“Primitive neuroectodermal tumors (PNETs) are usually successfully treated with craniospinal radiation and chemotherapy; however, difficulties with standard treatment can be encountered in very young children, in adult patients at high risk of complication from standard treatment, and in patients with recurrent tumors. Thirteen children, either with recurrent disease or high risk, were treated in phase II studies with antineoplastons (ANP).
The median age of patients was 5 years, 7 months (range, 1-11). Medulloblastoma was diagnosed in 8 patients, pineoblastoma in 3 patients, and other PNET in 2 patients. Previous treatments included surgery in 12 patients (1 had biopsy only, suboccipital craniotomy), chemotherapy in 6 patients, and radiation therapy in 6 patients. Six patients had not received prior chemotherapy or radiation.
The treatment consisted of intravenous infusions of 2 formulations of ANP, A10 and AS2-1, and was administered for an average of 20 months. The average dosage of A10 was 10.3 g/kg/d and of AS2-1 was 0.38 g/kg/d. Complete response was accomplished in 23%, partial response in 8%, stable disease in 31%, and progressive disease in 38% of cases. Six patients (46%) survived more than 5 years from initiation of ANP; 5 were not treated earlier with radiation therapy or chemotherapy. The serious side effects included single occurrences of fever, granulocytopenia, and anemia. The study is ongoing and accruing additional patients.
The percentage of patients’ response is lower than for standard treatment of favorable PNET, but long-term survival in poor-risk cases and reduced toxicity makes ANP promising for very young children, patients at high risk of complication of standard therapy, and patients with recurrent tumors.”
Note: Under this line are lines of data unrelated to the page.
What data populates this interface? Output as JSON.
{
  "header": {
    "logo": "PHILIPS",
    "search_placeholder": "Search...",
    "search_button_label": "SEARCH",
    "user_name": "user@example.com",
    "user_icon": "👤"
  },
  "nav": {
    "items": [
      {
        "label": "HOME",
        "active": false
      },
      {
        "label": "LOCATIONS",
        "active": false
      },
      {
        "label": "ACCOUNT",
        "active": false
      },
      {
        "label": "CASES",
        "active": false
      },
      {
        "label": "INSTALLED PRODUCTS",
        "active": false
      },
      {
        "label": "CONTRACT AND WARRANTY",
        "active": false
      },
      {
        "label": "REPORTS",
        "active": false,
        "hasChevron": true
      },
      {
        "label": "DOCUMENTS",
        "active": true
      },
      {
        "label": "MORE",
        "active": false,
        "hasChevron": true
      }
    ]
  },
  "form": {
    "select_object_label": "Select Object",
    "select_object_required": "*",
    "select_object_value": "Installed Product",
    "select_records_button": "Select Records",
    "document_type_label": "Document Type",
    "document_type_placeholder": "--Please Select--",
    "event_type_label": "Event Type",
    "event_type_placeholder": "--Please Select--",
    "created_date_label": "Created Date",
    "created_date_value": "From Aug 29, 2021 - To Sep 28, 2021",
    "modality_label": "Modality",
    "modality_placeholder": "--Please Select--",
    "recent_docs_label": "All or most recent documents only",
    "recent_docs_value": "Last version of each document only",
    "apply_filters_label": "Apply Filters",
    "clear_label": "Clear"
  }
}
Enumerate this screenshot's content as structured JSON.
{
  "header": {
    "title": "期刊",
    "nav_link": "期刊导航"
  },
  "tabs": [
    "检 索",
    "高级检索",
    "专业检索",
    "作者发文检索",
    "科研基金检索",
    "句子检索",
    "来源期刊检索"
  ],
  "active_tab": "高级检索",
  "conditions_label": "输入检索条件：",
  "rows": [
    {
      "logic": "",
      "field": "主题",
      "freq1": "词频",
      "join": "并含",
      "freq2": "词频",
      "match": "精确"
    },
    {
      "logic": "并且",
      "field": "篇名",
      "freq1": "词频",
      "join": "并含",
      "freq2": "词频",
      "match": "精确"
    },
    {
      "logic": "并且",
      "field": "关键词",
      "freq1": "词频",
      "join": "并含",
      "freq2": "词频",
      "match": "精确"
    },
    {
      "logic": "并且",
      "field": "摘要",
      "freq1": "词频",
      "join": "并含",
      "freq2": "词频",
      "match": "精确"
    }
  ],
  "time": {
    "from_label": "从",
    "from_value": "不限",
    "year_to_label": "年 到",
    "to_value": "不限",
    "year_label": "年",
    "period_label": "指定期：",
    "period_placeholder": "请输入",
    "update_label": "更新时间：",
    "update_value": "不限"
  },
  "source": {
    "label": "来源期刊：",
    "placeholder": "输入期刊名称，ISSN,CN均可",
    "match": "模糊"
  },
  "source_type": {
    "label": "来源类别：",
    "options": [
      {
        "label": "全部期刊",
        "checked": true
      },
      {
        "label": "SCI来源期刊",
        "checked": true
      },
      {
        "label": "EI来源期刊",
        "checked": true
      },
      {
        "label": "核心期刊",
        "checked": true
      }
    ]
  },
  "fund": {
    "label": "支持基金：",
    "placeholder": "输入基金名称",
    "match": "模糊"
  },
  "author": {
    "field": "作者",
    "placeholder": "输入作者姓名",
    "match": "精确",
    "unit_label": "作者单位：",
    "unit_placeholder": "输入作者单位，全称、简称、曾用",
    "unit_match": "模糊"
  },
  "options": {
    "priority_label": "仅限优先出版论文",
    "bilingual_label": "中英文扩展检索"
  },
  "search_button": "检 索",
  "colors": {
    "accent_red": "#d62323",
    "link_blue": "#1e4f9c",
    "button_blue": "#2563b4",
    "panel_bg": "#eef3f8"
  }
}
“Complete response was accomplished in 33%, partial response in 25%, and stable disease in 33% of patients, and there was no progressive disease. One patient was non-evaluable due to only 4 weeks of ANP and lack of follow-up scans. One patient who had stable disease discontinued ANP against medical advice and died 4.5 years later. Ten patients are alive and well from 2 to >14 years post-diagnosis. Only one case of serious toxicity of reversible tinnitus, of one day’s duration, was described. The study continues with accrual of additional patients.
The results of the present study are favourable in comparison with radiation therapy and chemotherapy. We believe that confirmation of these results through further studies may introduce a new promising treatment for incurable paediatric brain tumours.”
“The patients were diagnosed by pathologists not associated with BC and objective responses were verified by Central Radiology Review. The group of 77 patients (19%) survived over five years from the treatment start. Of particular interest were results in patients with brainstem gliomas. The group of 17 patients with brainstem glioma underwent the treatment and 65% of these patients survived over five years. An additional group of 42 patients diagnosed with diffuse intrinsic pontine glioma (DIPG) have been treated and a total of 19% survived over five years.
The quality of survival is very good and there is no long-term toxicity related to ANP…”